__WHAT IS BEING ASKED__: Where the word "value" occurs in a line of the data, return the whole line.

== DATASET CONTENT ==

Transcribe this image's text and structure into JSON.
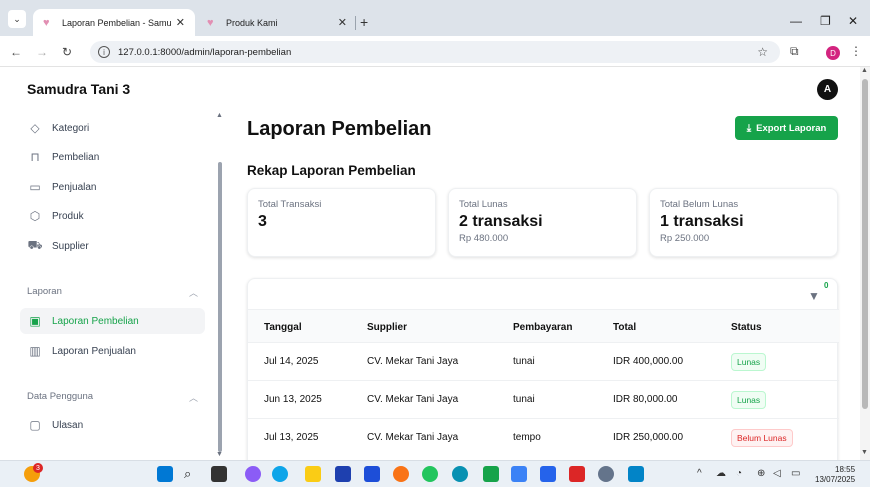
{
  "browser": {
    "tabs": [
      {
        "title": "Laporan Pembelian - Samudra T",
        "active": true
      },
      {
        "title": "Produk Kami",
        "active": false
      }
    ],
    "new_tab": "+",
    "url": "127.0.0.1:8000/admin/laporan-pembelian",
    "profile_initial": "D"
  },
  "app": {
    "brand": "Samudra Tani 3",
    "user_initial": "A"
  },
  "sidebar": {
    "items": [
      {
        "label": "Kategori",
        "icon": "tag-icon"
      },
      {
        "label": "Pembelian",
        "icon": "shopping-bag-icon"
      },
      {
        "label": "Penjualan",
        "icon": "inbox-icon"
      },
      {
        "label": "Produk",
        "icon": "cube-icon"
      },
      {
        "label": "Supplier",
        "icon": "truck-icon"
      }
    ],
    "groups": [
      {
        "label": "Laporan",
        "items": [
          {
            "label": "Laporan Pembelian",
            "icon": "document-icon",
            "active": true
          },
          {
            "label": "Laporan Penjualan",
            "icon": "chart-bar-icon",
            "active": false
          }
        ]
      },
      {
        "label": "Data Pengguna",
        "items": [
          {
            "label": "Ulasan",
            "icon": "chat-icon",
            "active": false
          }
        ]
      }
    ]
  },
  "page": {
    "title": "Laporan Pembelian",
    "export_label": "Export Laporan",
    "section_title": "Rekap Laporan Pembelian",
    "stats": [
      {
        "label": "Total Transaksi",
        "value": "3",
        "sub": ""
      },
      {
        "label": "Total Lunas",
        "value": "2 transaksi",
        "sub": "Rp 480.000"
      },
      {
        "label": "Total Belum Lunas",
        "value": "1 transaksi",
        "sub": "Rp 250.000"
      }
    ],
    "filter_count": "0",
    "table": {
      "columns": [
        "Tanggal",
        "Supplier",
        "Pembayaran",
        "Total",
        "Status"
      ],
      "rows": [
        {
          "tanggal": "Jul 14, 2025",
          "supplier": "CV. Mekar Tani Jaya",
          "pembayaran": "tunai",
          "total": "IDR 400,000.00",
          "status": "Lunas"
        },
        {
          "tanggal": "Jun 13, 2025",
          "supplier": "CV. Mekar Tani Jaya",
          "pembayaran": "tunai",
          "total": "IDR 80,000.00",
          "status": "Lunas"
        },
        {
          "tanggal": "Jul 13, 2025",
          "supplier": "CV. Mekar Tani Jaya",
          "pembayaran": "tempo",
          "total": "IDR 250,000.00",
          "status": "Belum Lunas"
        }
      ]
    }
  },
  "taskbar": {
    "time": "18:55",
    "date": "13/07/2025",
    "notification_count": "3"
  },
  "colors": {
    "accent": "#16a34a",
    "danger": "#dc2626",
    "tabbar": "#dde3ea"
  }
}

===

__SOLVED EXERCISE__:
        "value": "3",
        "value": "2 transaksi",
        "value": "1 transaksi",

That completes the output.